what is a systematic review
If you’re a Cochrane contributor and have ever attempted to explain Cochrane’s work to someone, chances are you’ve tried to answer this question. And if you’re reading this because you’re new to Cochrane and the work we do, you may be wondering about this too.
“What are systematic reviews?”
As well as illustrating knowledge about a particular intervention, systematic reviews can also show where knowledge is lacking. You can use this to guide future research.
A systematic review is a complex piece of research that aims to identify, select and synthesise all research published on a particular question or topic.
Systematic reviews with summaries will have a link directly below the bibliographic information (вЂњSummary of this reviewвЂќ) as shown in the image. Simply click on the link to view the summary.
eLENA has been updated with a new feature providing convenient access to key elements of systematic reviews which serve as the evidence base for interventions featured in eLENA.
- a clearly stated set of objectives with pre-defined eligibility criteria for studies
- an explicit, reproducible methodology
- a systematic search that attempts to identify all studies that would meet the eligibility criteria

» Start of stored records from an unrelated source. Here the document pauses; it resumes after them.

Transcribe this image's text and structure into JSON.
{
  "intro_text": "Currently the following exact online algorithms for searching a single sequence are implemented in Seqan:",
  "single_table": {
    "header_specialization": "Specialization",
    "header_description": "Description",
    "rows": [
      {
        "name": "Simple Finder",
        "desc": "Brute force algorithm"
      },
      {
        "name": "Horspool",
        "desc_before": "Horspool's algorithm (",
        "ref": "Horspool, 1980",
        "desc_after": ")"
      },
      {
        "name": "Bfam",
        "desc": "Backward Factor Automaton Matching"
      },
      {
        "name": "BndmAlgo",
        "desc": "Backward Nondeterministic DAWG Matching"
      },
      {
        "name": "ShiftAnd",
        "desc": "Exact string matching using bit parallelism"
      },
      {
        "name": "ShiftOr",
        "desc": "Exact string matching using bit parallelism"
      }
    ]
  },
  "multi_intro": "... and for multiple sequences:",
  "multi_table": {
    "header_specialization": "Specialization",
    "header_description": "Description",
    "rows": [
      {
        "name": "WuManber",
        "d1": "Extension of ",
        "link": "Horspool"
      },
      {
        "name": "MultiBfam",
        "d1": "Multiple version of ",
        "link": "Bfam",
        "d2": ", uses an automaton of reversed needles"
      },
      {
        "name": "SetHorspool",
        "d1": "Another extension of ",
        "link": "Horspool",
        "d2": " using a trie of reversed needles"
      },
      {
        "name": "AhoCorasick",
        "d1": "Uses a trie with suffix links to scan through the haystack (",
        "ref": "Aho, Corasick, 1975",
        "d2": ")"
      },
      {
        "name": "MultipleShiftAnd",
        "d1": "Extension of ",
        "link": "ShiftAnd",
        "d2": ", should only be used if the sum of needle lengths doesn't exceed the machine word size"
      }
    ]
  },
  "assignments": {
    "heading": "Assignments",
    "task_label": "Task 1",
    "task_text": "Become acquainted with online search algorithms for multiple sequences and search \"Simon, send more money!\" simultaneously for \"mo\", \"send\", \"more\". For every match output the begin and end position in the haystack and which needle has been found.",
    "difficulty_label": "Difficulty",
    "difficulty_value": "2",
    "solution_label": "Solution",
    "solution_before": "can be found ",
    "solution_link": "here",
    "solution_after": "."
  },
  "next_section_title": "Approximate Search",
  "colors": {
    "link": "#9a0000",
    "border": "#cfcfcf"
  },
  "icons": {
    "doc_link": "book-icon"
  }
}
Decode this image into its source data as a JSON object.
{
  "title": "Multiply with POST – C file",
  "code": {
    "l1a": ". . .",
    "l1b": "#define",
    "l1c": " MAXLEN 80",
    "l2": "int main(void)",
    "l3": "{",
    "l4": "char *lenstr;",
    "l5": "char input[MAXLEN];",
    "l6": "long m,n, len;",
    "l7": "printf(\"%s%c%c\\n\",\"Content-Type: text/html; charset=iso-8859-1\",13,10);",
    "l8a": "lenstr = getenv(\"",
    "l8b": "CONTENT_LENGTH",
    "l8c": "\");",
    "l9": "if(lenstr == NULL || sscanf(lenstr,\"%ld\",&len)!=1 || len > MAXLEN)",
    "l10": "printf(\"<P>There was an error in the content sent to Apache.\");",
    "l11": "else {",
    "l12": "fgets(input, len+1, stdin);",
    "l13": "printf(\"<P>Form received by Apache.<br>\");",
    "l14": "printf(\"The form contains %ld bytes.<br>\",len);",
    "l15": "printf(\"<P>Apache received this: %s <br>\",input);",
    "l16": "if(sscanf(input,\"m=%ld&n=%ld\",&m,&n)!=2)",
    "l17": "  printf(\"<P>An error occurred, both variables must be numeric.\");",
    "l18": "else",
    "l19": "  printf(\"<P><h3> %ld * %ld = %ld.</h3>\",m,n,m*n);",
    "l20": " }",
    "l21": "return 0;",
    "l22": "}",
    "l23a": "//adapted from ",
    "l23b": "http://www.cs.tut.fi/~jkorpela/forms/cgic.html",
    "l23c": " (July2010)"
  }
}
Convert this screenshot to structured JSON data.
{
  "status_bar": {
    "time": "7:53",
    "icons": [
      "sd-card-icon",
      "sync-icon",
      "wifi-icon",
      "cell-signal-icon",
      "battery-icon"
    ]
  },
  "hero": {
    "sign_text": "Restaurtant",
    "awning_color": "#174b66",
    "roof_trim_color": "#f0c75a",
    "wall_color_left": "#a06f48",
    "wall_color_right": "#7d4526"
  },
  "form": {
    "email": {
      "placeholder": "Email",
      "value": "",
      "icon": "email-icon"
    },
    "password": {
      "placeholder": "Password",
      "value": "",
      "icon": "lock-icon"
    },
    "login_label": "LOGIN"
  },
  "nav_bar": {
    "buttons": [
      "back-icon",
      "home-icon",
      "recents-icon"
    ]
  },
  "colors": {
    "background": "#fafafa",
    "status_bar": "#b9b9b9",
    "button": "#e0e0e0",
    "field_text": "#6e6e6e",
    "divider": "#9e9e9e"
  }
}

- an assessment of the validity of the findings of the included studies, for example through the assessment of risk of bias
- a systematic presentation, and synthesis, of the characteristics and findings of the included studies. (Cochrane Handbook for Systematic Reviews of Interventions, 2008, p. 6)
Key characteristics of a systematic review are: